Then, I realized, I’m standing on this side of the tracks, in my 60′s, watching him, taking yet another photo of life in Japan. Aren’t I old enough to know better? Don’t I have better things to do? Don’t I know better than to waste precious time…?

No. He isn’t, and I’m not. And, I’m glad it’s that way.

Life is for living, experiencing, enjoying. If taking photos of trains, or observing and pondering day to day life, gives you satisfaction, if it improves your quality of life, if it keeps you active, engaged, and alive, then just do it without guilt or any twinge of regret.

Coming home

I’ve noticed that the typical Japanese work patterns have shifted radically since the March 11th earthquake, tsunami, and nuclear incidents. People are leaving their offices after work, as before, but then most of them are heading home rather than going out drinking with co-workers and friends.

The suburban train stations are more crowded in the evenings as people arrive home, and almost deserted later at night. The local community streets and walkways are as empty as a graveyard by 10:00 pm while there used to be quite a few cars and people on bicycles traveling home even after midnight.

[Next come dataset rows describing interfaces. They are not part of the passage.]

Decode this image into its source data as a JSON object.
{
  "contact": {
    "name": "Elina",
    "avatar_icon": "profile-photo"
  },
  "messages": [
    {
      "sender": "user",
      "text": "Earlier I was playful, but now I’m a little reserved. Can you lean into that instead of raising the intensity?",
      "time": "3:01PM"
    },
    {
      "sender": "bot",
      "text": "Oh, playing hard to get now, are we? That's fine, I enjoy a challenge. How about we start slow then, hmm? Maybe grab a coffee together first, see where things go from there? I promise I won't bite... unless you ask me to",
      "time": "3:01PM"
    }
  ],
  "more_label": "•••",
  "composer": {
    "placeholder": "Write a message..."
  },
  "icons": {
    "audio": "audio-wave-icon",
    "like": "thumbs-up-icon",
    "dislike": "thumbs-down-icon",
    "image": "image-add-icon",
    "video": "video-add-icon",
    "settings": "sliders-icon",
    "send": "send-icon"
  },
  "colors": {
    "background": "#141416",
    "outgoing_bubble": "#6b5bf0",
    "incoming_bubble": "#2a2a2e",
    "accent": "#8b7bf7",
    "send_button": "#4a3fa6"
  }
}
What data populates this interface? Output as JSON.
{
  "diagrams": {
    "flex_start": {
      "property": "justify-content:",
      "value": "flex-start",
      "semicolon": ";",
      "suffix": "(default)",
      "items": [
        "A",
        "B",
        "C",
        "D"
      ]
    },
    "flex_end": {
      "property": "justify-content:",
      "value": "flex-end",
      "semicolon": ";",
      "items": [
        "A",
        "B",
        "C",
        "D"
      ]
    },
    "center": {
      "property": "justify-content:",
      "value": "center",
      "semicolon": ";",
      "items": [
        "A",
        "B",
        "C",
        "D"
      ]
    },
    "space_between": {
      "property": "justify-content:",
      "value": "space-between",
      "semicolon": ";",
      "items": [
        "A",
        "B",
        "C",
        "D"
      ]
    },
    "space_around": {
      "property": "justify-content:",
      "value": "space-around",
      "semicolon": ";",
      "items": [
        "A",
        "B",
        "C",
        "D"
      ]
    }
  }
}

The implications are obvious. When companies report their annual results next spring, the hospitality sector, including restaurants, bars, hotels, taxis, trains, travel bureaus and airlines are going to get hammered. It isn’t going to be pretty, though some smart investors will make out all right.